How did you get into small press comics?
I'd been drawing comics since I could draw, pretty much. When I was 6 or 7 my brother and I would make our own little handmade comics in the style of the Beano and Oink and present them to our parents for approval. When I got a bit older I started making comics at school, weird nonsense narratives drawn in spare exercise books, the plots based on jokes and suggestions from my friends as I went along. Eventually, I'd say about age 14, I discovered the magic of photocopiers and took the bold step into making comics with a print run higher than one. Slightly higher, at least.
I think I discovered the wider world of small press comics through a little piece of comics history that may not be particularly well known or remembered these days but which was enormously personally influential for me and, I'd suspect, for many of my friends - the 'Announcements' section of the classified ads in the back of Comics International. That tiny little column on grainy newsprint stuck at the back of the magazine was kind of my window out into a world where people created their own comics and via the magic of cheque, postal order and Self-Addressed Envelope, actually sent them to other people to read.
Like I say, there's really no point in my life past the age of about 5 where I wasn't making comics one way or another, and I guess a big part of the appeal was making people laugh, giving people enjoyment, and getting some kind of response back. Once I discovered that such things as small press comics existed - that I could draw something and have it read by people outside my immediate family and my class at school - it seemed incredibly exciting, and there was no stopping me really.
What was the best part of being part of the small press comics ‘scene’?
I think the best thing for me was the support and encouragement - and helpful criticism - from other artists, writers and creative types. When I was first making small press comics, in the early 1990s, I really didn't know anybody in real life who read comics. (Apart from my little brother, and he just stole mine). Given that this was back before we all had that there new-fangled internet, the small press was really the only way I had of communicating with other people who were into comics - through letters and photocopied comics traded via the Comics International small-ads column. Getting told "that's great, you can draw" by someone who wasn't my Mum, and working with people of shared sensibilities to make comics together really was a profoundly wonderful experience.
What was the worst?
I think the worst thing for me was the realisation that, no matter how small, obscure or universally ignored a 'scene' may be, you are still virtually guaranteed to get some kind of lame internal divisions, politics, fallings-out and so on. This always seemed deeply pointless and disheartening to me - you're talking about comics with print runs in the tens, and you're going to waste time bickering amongst yourselves? (I don't think this is a phenomenom exclusive to comics, I should hardly need add.)
I would hope things are much healthier these days. Making your own comics seems to be much more of a cool thing to do, so hopefully people nowadays are above such petty squabbles. Or if they're not, at least I'm sufficiently out of touch to not hear about it.
What do you think the thriving nature of the scene says about the state of the comics industry in this country?
Getting a break in the UK comics industry can be pretty tough - I'm trying not to sound negative, but I think that's fair to say.
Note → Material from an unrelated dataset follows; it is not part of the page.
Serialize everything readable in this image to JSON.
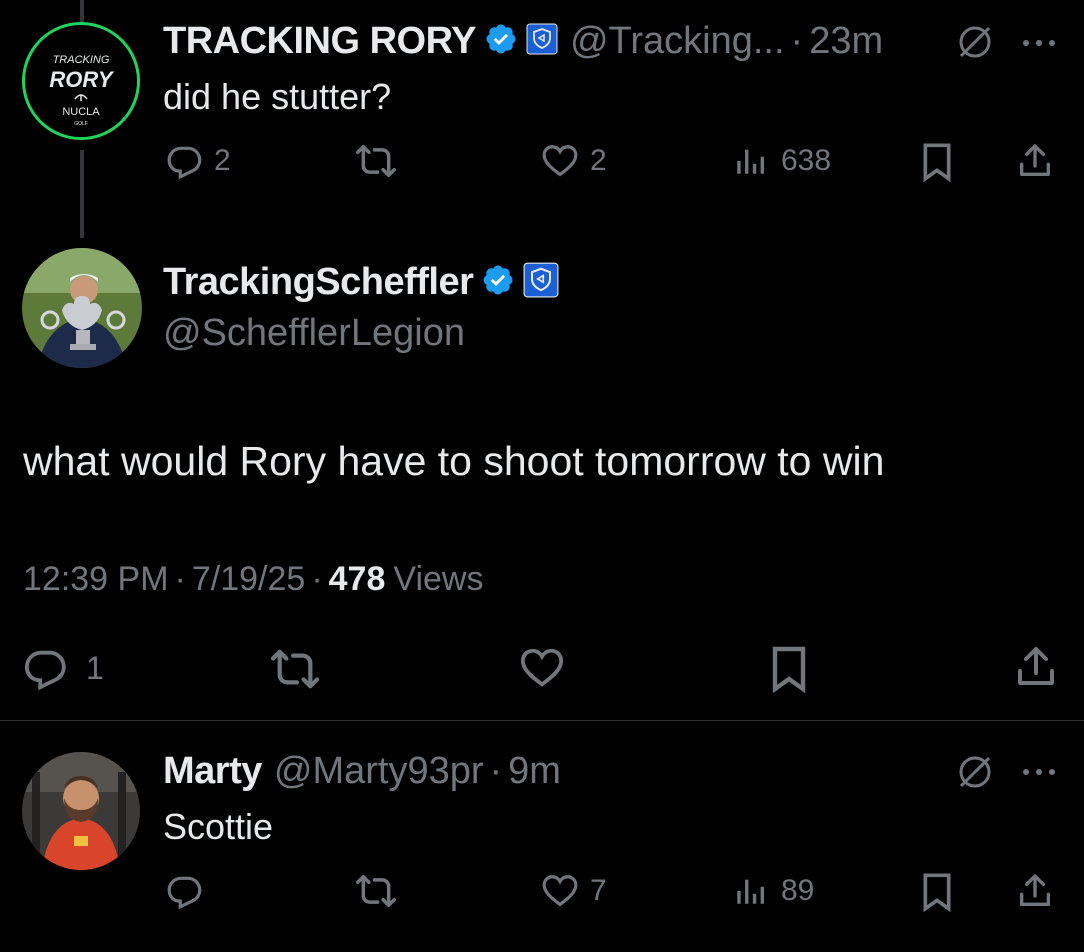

What opportunities there are tend to be working on licensed / established properties; there simply aren't many publishers providing a platform for writers and artists - particularly new or unpublished writers and artists - to just come up with their own ideas and stories and see what happens. Which is a shame, as that of course is the funnest part of the whole 'creating comics' thing. As such, I think it's entirely understandable, appropriate and awesome that people just go ahead and publish their work themselves. It's how you learn your craft, it's how you find your style, and it's how you connect with people who share your sensibilities. And it is fun. That, too.
I think that increasingly it's going to be an appealing option for people to just stay in the small press, but to actually make a living doing so - or to go back and forth between professional work and their own small press stuff. When I was first making small press comics, like I say, they were photocopied and sent out in the mail, and I'd literally sell like 50 copies if I was lucky. I recently did a series of drawings for fun on my blog, and for whatever reason they just got picked up and linked to all over the internet like crazy, and at the height of it I was getting hundreds of thousands of readers every day - many of whom were genuinely eager to buy stuff from me, and seemed confused that I didn't really have anything to sell them. The fact that the potential audience is so much bigger these days, and so much esier to connect to, is to me an absolutely marvelous thing, and creates all sorts of interesting possibilities for creatively-minded people.
I don't know what you call it if you're in the small press but you're making a living at it, I don't know if we have a word for that yet...
Do you think that the body of work you produced for the small press helped you to get professionally published?
Absolutely, yes. When I was doing small-press stuff I was always dreaming on some level of being a professional artist and drawing comics for a living, even though for a long time it seemed like an idle daydream rather than something that was actually remotely possible or achievable. It was when I had a mild quarter-life crisis, decided to get serious about comics and knuckled down to produce a couple of decent-sized works (the sci-fi miniseries Bulldog: Empire with Jason Cobley and my own martial arts rom-com webcomic Thumpculture) that things started to happen, and my first professional works can be traced pretty directly to coming out of those projects. If you do good work, and put it out there - well, it can't hurt, it can only help.